A Minor Update and a Question

Well, the question first. This isn’t meant to sound snarky at all, but it’s a very serious question. When a big MMO goes about banning gold farmers, does it ever cross their mind the amount of money they’re making off of the farmers? I was reading an article about how farmers for WoW purchase the game, both expansions, and game time cards. Each time they do that, it costs them about $100. That’s $100 for Blizzard. Do they ever worry about the money they’re losing by banning these people? Or, well, I guess they might not be losing anything, since those people will go out and buy more copies, right? Well, I guess that’s my question answered before I even asked it. Sorry you had to listen to that.

In other news, I don’t have much to share at the moment. There’s some interesting stuff going on, but nothing I can share at the moment. I know, secretive stuff, right? Sort of exciting, having secrets and all. I’ll definitely post stuff up here once I can, but it’s all exciting and new! Be excited for me!

Television Update:
Lost is awesome.
Eli Stone is cancelled.
Better Off Ted is sorta funny.
Scrubs will be sorely missed when it is gone.
Castle is very enjoyable.
Dollhouse is FINALLY awesome. Well, last week’s was. Hopefully the trend will continue.
I gave up on Heroes, and Desperate Housewives. I think it’s very stupid that DH is advertising the rest of its season like “One of the Housewives WILL DIE. Who will it be? You’ll never guess!” No, I would never ever imagine it could be the one woman who didn’t renew her contract.

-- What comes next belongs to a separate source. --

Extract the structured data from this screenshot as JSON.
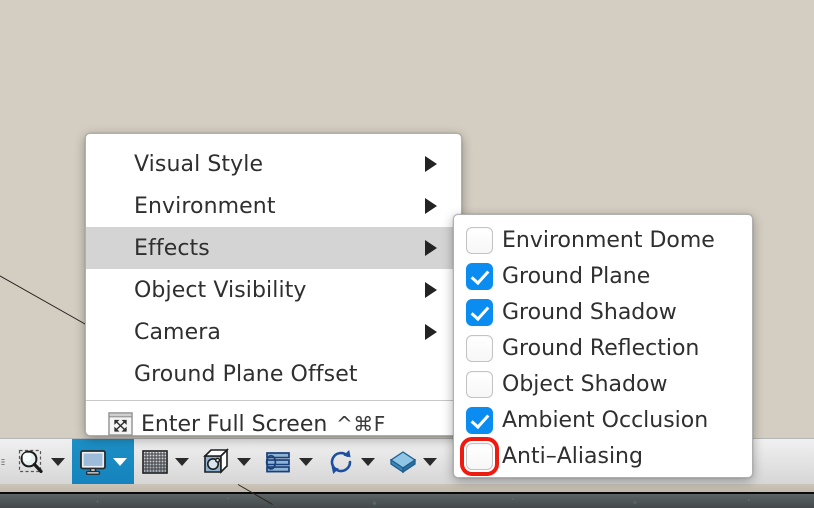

Man, I’ll be completely shocked if it turns out to be her.

You know when I’m getting sarcastic that it’s time to sign off. Till we meet again!